→ **Exercise objective**
For the word "Companions", count the lines in the records below that include it and give only that number.

→ **Dataset records**
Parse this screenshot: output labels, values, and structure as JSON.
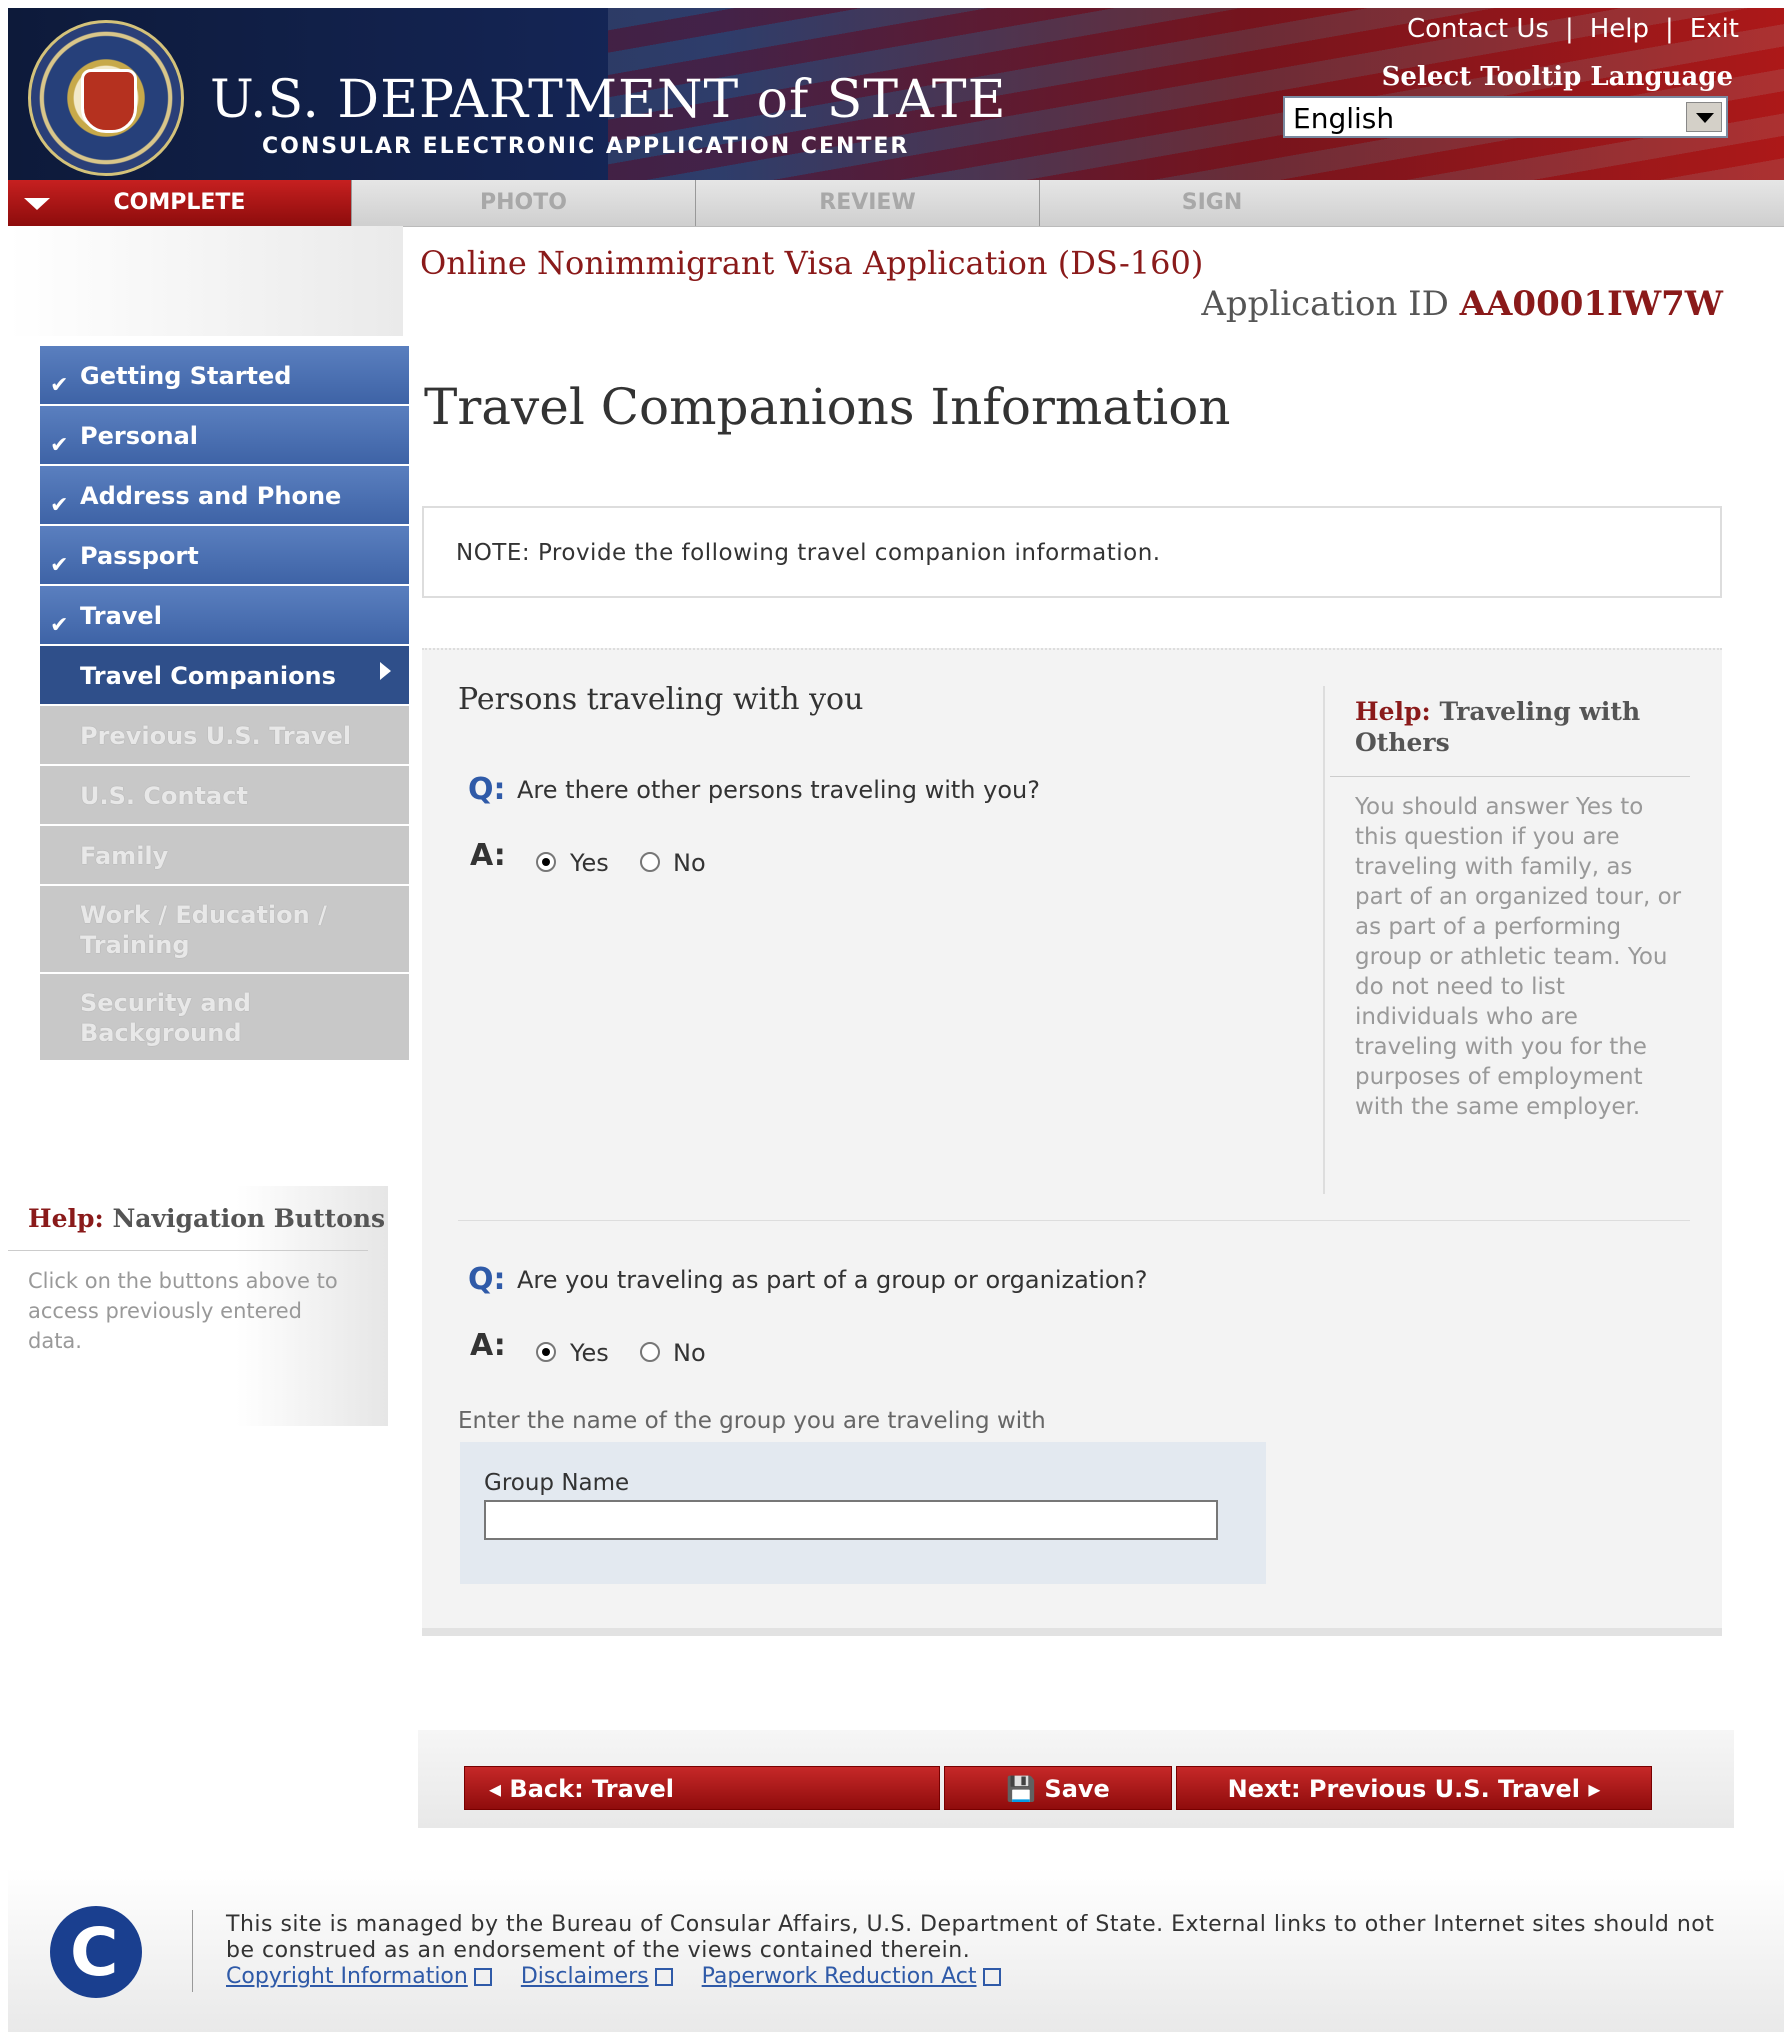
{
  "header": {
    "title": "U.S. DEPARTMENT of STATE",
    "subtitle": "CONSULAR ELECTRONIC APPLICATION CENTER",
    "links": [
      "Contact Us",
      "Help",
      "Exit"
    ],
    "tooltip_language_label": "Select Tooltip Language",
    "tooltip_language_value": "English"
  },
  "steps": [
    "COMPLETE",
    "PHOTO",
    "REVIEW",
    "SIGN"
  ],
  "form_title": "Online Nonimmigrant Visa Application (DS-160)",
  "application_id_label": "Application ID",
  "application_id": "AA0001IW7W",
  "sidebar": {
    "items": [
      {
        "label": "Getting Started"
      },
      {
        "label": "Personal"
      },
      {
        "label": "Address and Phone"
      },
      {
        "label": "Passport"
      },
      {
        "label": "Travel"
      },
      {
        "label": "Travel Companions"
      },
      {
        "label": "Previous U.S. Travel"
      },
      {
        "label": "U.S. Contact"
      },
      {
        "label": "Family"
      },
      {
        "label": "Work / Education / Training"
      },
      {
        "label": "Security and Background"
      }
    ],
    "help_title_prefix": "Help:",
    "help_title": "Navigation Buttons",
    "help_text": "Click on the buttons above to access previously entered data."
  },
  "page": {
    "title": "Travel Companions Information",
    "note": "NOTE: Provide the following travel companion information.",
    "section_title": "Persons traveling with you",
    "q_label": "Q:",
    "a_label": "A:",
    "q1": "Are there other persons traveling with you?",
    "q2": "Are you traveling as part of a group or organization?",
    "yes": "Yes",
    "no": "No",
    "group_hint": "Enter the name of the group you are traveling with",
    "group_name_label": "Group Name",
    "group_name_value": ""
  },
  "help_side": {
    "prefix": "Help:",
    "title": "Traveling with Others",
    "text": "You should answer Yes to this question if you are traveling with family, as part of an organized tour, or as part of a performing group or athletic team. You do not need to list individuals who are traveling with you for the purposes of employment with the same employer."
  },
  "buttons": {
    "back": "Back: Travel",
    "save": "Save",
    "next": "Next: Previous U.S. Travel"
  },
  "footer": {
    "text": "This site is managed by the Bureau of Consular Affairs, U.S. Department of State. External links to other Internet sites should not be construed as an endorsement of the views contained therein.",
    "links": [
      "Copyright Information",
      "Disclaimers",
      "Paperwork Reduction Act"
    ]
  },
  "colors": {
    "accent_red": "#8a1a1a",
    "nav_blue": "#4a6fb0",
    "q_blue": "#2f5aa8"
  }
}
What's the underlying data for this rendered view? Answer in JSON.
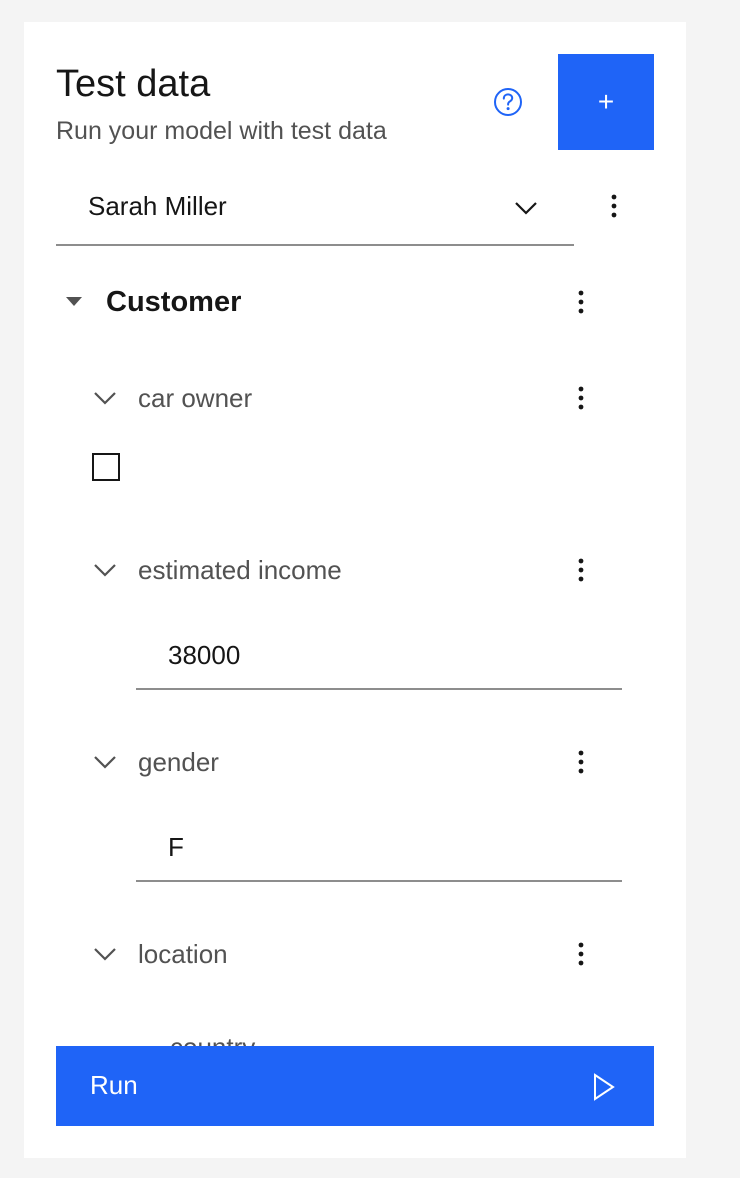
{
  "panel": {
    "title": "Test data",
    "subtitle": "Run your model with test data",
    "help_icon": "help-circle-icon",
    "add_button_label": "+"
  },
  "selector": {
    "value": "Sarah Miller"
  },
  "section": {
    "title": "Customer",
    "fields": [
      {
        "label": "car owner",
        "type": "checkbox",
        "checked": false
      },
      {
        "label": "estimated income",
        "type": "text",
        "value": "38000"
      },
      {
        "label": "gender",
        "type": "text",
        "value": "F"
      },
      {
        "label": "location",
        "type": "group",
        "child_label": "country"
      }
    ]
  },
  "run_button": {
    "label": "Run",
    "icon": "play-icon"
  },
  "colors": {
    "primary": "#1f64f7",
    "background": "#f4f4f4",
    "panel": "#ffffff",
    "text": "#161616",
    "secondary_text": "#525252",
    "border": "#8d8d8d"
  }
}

→ **Output below**
2